Entries from a dataset of interfaces:
■ ■ ■ ■ ■

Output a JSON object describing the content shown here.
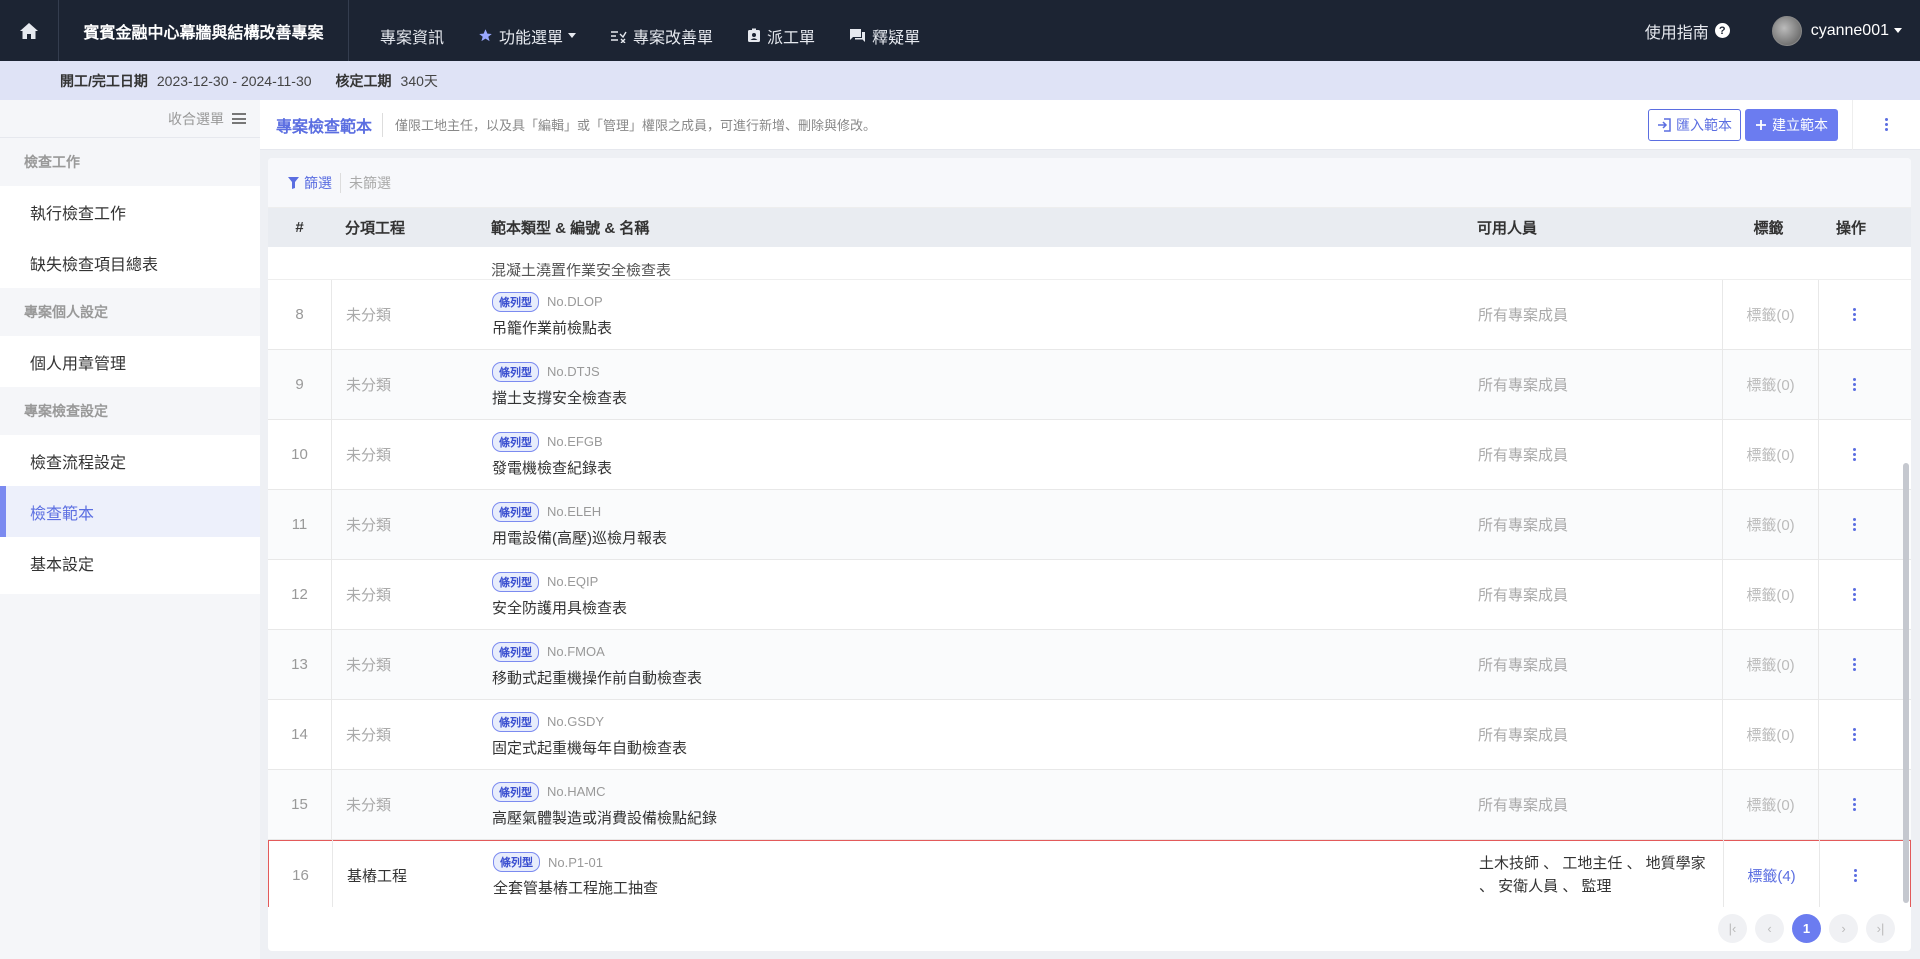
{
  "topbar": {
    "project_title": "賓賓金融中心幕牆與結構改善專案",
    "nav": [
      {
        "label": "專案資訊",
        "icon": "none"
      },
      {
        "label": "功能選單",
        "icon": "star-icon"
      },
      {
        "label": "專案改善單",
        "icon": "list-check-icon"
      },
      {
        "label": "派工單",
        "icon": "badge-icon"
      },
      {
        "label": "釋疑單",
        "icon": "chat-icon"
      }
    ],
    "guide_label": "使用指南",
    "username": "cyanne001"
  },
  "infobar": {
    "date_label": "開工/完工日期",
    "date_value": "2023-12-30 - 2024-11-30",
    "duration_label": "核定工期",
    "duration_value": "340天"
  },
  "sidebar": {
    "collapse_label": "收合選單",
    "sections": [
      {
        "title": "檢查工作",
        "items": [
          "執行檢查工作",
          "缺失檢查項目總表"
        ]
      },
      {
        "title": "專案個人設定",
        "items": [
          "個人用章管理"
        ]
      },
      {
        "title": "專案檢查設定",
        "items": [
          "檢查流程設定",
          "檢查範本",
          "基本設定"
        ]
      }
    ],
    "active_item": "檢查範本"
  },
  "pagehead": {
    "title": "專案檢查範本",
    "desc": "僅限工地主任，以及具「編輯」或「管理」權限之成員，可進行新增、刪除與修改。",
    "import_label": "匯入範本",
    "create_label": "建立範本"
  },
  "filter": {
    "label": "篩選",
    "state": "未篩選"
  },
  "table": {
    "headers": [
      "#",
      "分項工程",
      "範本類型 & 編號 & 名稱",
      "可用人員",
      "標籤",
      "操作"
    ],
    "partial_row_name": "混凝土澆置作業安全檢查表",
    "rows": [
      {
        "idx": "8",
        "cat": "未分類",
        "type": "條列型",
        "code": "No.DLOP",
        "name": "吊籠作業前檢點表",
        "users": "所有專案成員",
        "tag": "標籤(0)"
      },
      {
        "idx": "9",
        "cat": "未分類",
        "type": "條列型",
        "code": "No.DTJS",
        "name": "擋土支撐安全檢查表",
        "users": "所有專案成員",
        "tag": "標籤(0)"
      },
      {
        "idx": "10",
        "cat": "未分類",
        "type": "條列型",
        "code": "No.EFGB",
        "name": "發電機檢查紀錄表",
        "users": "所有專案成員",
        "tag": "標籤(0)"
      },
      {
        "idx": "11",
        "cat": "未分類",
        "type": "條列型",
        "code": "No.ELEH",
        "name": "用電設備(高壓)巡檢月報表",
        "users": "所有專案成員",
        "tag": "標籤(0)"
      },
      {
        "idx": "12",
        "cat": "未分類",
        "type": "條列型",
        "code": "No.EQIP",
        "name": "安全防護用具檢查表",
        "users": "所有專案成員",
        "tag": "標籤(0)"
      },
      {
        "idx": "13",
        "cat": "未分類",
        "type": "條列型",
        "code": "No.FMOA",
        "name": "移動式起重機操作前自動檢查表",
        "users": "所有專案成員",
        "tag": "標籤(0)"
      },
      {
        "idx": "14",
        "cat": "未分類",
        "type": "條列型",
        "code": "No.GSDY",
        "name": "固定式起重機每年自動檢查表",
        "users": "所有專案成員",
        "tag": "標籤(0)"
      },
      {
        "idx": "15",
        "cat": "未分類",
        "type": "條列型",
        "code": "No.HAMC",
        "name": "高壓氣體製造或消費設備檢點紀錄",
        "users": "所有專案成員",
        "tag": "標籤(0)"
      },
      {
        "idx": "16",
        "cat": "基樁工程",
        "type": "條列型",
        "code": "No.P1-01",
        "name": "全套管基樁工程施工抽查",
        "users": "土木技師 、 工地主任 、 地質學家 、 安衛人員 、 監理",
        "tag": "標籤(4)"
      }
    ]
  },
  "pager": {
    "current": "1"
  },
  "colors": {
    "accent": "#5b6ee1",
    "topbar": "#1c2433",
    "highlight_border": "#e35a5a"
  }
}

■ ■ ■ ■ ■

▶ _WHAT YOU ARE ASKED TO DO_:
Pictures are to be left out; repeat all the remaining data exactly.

▶ _THE ANSWER_:
Output a JSON object describing the content shown here.
{
  "topbar": {
    "project_title": "賓賓金融中心幕牆與結構改善專案",
    "nav": [
      {
        "label": "專案資訊",
        "icon": "none"
      },
      {
        "label": "功能選單",
        "icon": "star-icon"
      },
      {
        "label": "專案改善單",
        "icon": "list-check-icon"
      },
      {
        "label": "派工單",
        "icon": "badge-icon"
      },
      {
        "label": "釋疑單",
        "icon": "chat-icon"
      }
    ],
    "guide_label": "使用指南",
    "username": "cyanne001"
  },
  "infobar": {
    "date_label": "開工/完工日期",
    "date_value": "2023-12-30 - 2024-11-30",
    "duration_label": "核定工期",
    "duration_value": "340天"
  },
  "sidebar": {
    "collapse_label": "收合選單",
    "sections": [
      {
        "title": "檢查工作",
        "items": [
          "執行檢查工作",
          "缺失檢查項目總表"
        ]
      },
      {
        "title": "專案個人設定",
        "items": [
          "個人用章管理"
        ]
      },
      {
        "title": "專案檢查設定",
        "items": [
          "檢查流程設定",
          "檢查範本",
          "基本設定"
        ]
      }
    ],
    "active_item": "檢查範本"
  },
  "pagehead": {
    "title": "專案檢查範本",
    "desc": "僅限工地主任，以及具「編輯」或「管理」權限之成員，可進行新增、刪除與修改。",
    "import_label": "匯入範本",
    "create_label": "建立範本"
  },
  "filter": {
    "label": "篩選",
    "state": "未篩選"
  },
  "table": {
    "headers": [
      "#",
      "分項工程",
      "範本類型 & 編號 & 名稱",
      "可用人員",
      "標籤",
      "操作"
    ],
    "partial_row_name": "混凝土澆置作業安全檢查表",
    "rows": [
      {
        "idx": "8",
        "cat": "未分類",
        "type": "條列型",
        "code": "No.DLOP",
        "name": "吊籠作業前檢點表",
        "users": "所有專案成員",
        "tag": "標籤(0)"
      },
      {
        "idx": "9",
        "cat": "未分類",
        "type": "條列型",
        "code": "No.DTJS",
        "name": "擋土支撐安全檢查表",
        "users": "所有專案成員",
        "tag": "標籤(0)"
      },
      {
        "idx": "10",
        "cat": "未分類",
        "type": "條列型",
        "code": "No.EFGB",
        "name": "發電機檢查紀錄表",
        "users": "所有專案成員",
        "tag": "標籤(0)"
      },
      {
        "idx": "11",
        "cat": "未分類",
        "type": "條列型",
        "code": "No.ELEH",
        "name": "用電設備(高壓)巡檢月報表",
        "users": "所有專案成員",
        "tag": "標籤(0)"
      },
      {
        "idx": "12",
        "cat": "未分類",
        "type": "條列型",
        "code": "No.EQIP",
        "name": "安全防護用具檢查表",
        "users": "所有專案成員",
        "tag": "標籤(0)"
      },
      {
        "idx": "13",
        "cat": "未分類",
        "type": "條列型",
        "code": "No.FMOA",
        "name": "移動式起重機操作前自動檢查表",
        "users": "所有專案成員",
        "tag": "標籤(0)"
      },
      {
        "idx": "14",
        "cat": "未分類",
        "type": "條列型",
        "code": "No.GSDY",
        "name": "固定式起重機每年自動檢查表",
        "users": "所有專案成員",
        "tag": "標籤(0)"
      },
      {
        "idx": "15",
        "cat": "未分類",
        "type": "條列型",
        "code": "No.HAMC",
        "name": "高壓氣體製造或消費設備檢點紀錄",
        "users": "所有專案成員",
        "tag": "標籤(0)"
      },
      {
        "idx": "16",
        "cat": "基樁工程",
        "type": "條列型",
        "code": "No.P1-01",
        "name": "全套管基樁工程施工抽查",
        "users": "土木技師 、 工地主任 、 地質學家 、 安衛人員 、 監理",
        "tag": "標籤(4)"
      }
    ]
  },
  "pager": {
    "current": "1"
  },
  "colors": {
    "accent": "#5b6ee1",
    "topbar": "#1c2433",
    "highlight_border": "#e35a5a"
  }
}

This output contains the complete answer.